→ The task:
Report all lines below with the word "partial".

(Beginning of Task input)

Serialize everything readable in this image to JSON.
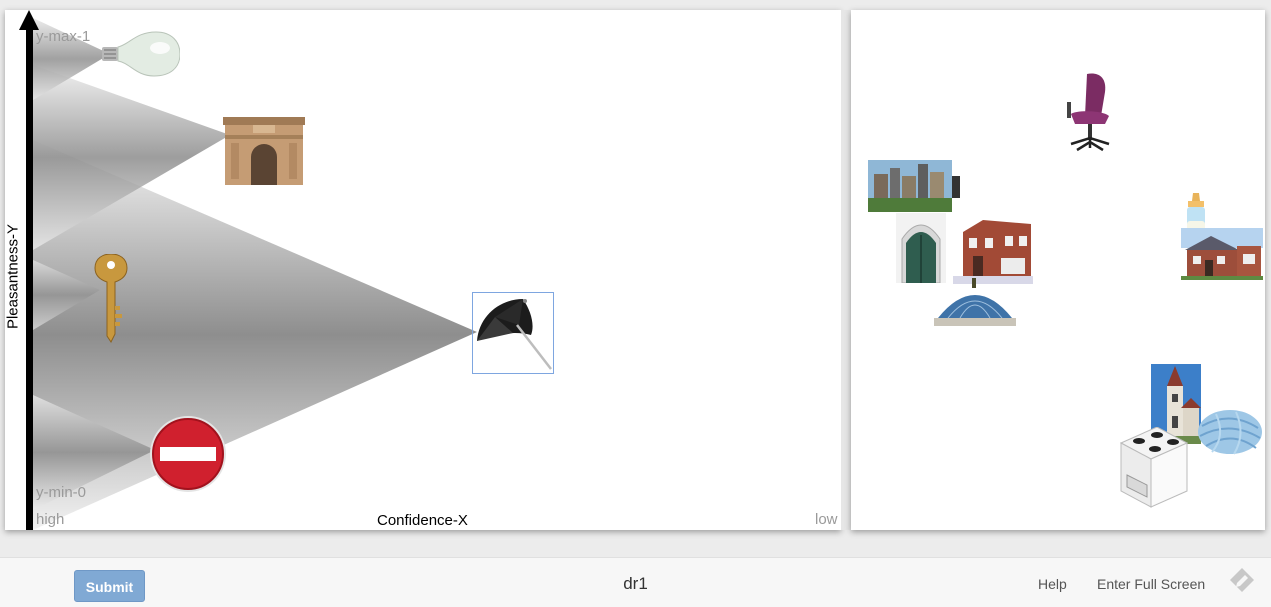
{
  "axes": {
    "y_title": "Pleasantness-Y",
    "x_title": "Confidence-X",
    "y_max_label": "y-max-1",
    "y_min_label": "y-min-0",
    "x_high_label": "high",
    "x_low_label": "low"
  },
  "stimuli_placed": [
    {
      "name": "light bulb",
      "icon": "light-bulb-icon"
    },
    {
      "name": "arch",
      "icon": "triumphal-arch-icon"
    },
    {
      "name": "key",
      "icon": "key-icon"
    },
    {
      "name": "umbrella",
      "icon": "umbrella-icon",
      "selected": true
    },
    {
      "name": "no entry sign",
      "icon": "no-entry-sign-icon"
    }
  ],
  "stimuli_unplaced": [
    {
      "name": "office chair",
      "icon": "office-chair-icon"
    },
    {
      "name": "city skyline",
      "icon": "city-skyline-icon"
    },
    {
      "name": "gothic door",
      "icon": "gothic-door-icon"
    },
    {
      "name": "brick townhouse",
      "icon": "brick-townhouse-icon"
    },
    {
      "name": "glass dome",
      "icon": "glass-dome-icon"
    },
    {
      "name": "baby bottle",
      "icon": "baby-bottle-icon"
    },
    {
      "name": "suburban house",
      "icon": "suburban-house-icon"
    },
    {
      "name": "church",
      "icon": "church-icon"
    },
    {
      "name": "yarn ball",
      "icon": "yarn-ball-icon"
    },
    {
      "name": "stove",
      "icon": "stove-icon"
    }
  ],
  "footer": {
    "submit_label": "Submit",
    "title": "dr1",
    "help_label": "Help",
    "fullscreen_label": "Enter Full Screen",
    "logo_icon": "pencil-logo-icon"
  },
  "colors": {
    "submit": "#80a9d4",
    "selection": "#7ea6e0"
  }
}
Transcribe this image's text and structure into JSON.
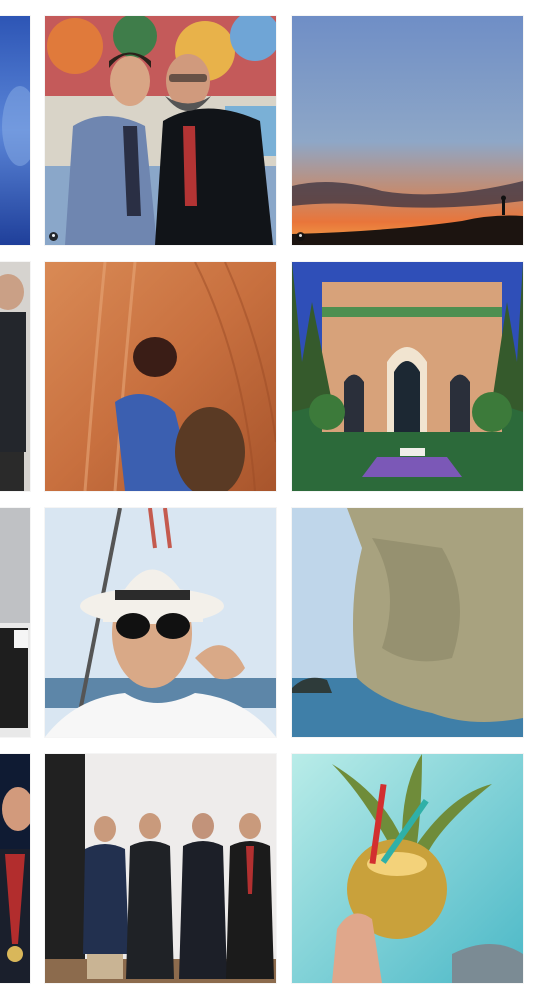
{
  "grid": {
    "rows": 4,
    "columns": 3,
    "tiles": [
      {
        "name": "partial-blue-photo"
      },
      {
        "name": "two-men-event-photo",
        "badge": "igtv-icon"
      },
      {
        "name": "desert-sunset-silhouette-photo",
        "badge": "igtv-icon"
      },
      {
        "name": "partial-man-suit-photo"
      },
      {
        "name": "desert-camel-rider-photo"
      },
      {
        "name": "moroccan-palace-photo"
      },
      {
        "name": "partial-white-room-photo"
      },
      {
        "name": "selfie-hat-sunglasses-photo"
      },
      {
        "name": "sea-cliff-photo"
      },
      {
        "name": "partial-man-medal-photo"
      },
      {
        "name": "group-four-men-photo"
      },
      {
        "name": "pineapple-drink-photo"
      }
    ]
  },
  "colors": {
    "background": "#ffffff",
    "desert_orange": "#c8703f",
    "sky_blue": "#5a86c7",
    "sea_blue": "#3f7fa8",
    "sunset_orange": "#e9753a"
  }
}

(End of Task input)

→ Solution for this task:
        "name": "partial-blue-photo"
        "name": "partial-man-suit-photo"
        "name": "partial-white-room-photo"
        "name": "partial-man-medal-photo"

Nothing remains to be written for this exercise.